* _Task item_
The number needed is how many lines in these entries contain "date"; give it alone.

======== Entries supplied

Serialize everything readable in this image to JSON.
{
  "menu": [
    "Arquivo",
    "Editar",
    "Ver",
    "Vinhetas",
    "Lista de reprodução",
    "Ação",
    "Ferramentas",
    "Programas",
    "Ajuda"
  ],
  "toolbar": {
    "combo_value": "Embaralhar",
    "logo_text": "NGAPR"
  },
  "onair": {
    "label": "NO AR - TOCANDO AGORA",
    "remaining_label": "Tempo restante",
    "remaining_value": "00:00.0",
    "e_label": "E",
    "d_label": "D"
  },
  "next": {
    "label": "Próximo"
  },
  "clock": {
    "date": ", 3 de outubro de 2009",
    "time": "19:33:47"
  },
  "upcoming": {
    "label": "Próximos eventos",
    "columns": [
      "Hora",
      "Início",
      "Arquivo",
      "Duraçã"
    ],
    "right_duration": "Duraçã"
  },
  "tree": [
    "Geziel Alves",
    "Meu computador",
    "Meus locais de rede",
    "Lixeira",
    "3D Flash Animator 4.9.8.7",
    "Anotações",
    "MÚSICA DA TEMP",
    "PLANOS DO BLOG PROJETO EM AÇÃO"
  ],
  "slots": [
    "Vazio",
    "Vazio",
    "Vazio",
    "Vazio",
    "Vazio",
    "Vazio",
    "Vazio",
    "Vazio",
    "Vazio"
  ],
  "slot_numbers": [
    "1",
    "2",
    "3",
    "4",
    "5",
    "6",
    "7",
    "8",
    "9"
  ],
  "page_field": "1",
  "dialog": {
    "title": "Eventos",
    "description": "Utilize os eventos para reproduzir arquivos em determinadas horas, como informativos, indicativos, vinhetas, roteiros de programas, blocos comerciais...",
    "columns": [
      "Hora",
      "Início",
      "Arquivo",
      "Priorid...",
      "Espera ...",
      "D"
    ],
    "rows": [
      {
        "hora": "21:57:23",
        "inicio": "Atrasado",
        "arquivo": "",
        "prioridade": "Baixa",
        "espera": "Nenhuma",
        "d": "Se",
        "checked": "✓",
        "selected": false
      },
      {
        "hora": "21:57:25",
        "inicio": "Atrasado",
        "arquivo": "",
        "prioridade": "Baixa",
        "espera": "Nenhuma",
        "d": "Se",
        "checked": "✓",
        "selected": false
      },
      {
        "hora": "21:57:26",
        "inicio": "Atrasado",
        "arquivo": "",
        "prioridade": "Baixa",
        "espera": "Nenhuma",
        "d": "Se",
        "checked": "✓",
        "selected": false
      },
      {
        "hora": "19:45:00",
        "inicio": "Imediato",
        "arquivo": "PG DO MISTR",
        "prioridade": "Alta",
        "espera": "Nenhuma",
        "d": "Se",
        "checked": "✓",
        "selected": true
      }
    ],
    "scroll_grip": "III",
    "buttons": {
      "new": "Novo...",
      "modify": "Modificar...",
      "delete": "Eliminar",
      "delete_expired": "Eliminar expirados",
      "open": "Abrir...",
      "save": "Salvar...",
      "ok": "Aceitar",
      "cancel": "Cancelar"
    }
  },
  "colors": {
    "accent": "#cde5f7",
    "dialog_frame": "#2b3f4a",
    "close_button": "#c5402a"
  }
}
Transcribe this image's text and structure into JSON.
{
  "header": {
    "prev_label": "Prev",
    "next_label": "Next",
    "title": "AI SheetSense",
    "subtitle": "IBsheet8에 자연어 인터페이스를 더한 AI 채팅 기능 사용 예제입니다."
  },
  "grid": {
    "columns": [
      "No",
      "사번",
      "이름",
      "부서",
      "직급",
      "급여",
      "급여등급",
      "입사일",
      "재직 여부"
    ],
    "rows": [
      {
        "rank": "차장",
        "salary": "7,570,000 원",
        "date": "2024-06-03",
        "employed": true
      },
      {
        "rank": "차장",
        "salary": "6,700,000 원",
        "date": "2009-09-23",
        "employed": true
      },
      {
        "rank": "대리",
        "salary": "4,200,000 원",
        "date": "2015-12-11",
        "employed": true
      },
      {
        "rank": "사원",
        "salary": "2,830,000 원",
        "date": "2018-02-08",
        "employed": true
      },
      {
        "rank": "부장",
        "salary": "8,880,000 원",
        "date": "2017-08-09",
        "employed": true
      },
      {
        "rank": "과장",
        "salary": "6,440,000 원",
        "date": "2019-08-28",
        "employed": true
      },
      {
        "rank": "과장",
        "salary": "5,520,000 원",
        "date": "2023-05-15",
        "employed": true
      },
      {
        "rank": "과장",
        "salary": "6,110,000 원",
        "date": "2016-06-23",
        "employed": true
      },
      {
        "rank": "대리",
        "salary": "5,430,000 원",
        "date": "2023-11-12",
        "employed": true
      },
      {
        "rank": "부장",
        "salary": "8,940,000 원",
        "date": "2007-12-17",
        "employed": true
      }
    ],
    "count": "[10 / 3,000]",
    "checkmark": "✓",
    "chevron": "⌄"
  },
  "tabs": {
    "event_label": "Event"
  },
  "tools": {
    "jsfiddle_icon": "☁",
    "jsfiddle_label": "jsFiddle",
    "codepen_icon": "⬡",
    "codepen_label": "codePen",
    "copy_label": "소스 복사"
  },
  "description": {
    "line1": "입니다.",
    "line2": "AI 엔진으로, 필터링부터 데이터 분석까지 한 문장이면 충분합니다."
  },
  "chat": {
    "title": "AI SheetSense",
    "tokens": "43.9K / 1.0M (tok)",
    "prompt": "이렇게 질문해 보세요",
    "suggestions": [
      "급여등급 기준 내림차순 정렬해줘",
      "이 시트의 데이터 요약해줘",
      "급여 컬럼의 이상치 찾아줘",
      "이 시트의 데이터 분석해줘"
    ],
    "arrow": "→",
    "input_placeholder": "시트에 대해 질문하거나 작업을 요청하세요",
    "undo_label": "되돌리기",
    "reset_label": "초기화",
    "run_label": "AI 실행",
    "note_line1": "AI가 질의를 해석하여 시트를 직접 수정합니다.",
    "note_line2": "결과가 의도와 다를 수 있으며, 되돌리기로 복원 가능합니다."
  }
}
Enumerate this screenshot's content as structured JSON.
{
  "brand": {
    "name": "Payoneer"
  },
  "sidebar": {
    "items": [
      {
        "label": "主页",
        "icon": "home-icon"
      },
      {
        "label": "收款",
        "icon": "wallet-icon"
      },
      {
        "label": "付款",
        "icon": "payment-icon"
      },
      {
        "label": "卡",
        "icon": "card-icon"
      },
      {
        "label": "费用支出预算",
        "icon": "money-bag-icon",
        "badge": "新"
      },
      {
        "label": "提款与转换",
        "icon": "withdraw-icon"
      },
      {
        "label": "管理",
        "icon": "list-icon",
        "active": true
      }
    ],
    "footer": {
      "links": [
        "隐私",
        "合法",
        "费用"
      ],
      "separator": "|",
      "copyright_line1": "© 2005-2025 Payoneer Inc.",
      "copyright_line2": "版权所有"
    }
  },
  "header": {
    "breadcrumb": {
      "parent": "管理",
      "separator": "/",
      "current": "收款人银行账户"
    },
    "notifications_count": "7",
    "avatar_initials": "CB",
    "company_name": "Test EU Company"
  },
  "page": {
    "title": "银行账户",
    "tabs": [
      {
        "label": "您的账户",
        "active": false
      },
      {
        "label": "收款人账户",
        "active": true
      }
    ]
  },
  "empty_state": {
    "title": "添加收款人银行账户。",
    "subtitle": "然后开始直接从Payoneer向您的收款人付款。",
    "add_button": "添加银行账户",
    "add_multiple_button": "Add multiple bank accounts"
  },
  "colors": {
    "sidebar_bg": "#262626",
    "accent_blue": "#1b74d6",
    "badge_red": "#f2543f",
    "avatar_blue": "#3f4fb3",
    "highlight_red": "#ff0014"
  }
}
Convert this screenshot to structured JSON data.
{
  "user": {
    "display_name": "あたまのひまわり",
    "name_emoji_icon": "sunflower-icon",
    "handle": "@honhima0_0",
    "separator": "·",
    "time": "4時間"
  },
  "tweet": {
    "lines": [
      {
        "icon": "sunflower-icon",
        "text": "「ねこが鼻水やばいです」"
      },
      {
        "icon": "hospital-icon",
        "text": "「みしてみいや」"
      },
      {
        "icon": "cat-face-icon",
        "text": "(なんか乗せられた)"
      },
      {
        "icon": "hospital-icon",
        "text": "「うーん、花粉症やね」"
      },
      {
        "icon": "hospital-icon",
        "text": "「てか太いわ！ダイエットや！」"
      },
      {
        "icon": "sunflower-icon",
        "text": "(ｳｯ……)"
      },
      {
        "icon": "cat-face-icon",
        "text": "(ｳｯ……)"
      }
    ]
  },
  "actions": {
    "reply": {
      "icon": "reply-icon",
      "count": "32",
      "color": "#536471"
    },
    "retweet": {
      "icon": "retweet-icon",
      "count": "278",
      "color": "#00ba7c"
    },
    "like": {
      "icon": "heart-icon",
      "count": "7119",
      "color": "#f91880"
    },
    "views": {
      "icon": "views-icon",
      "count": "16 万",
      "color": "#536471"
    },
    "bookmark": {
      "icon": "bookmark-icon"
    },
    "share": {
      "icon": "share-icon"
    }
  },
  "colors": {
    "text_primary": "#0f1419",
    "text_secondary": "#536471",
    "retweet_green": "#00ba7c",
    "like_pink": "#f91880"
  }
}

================

* _Output below_
11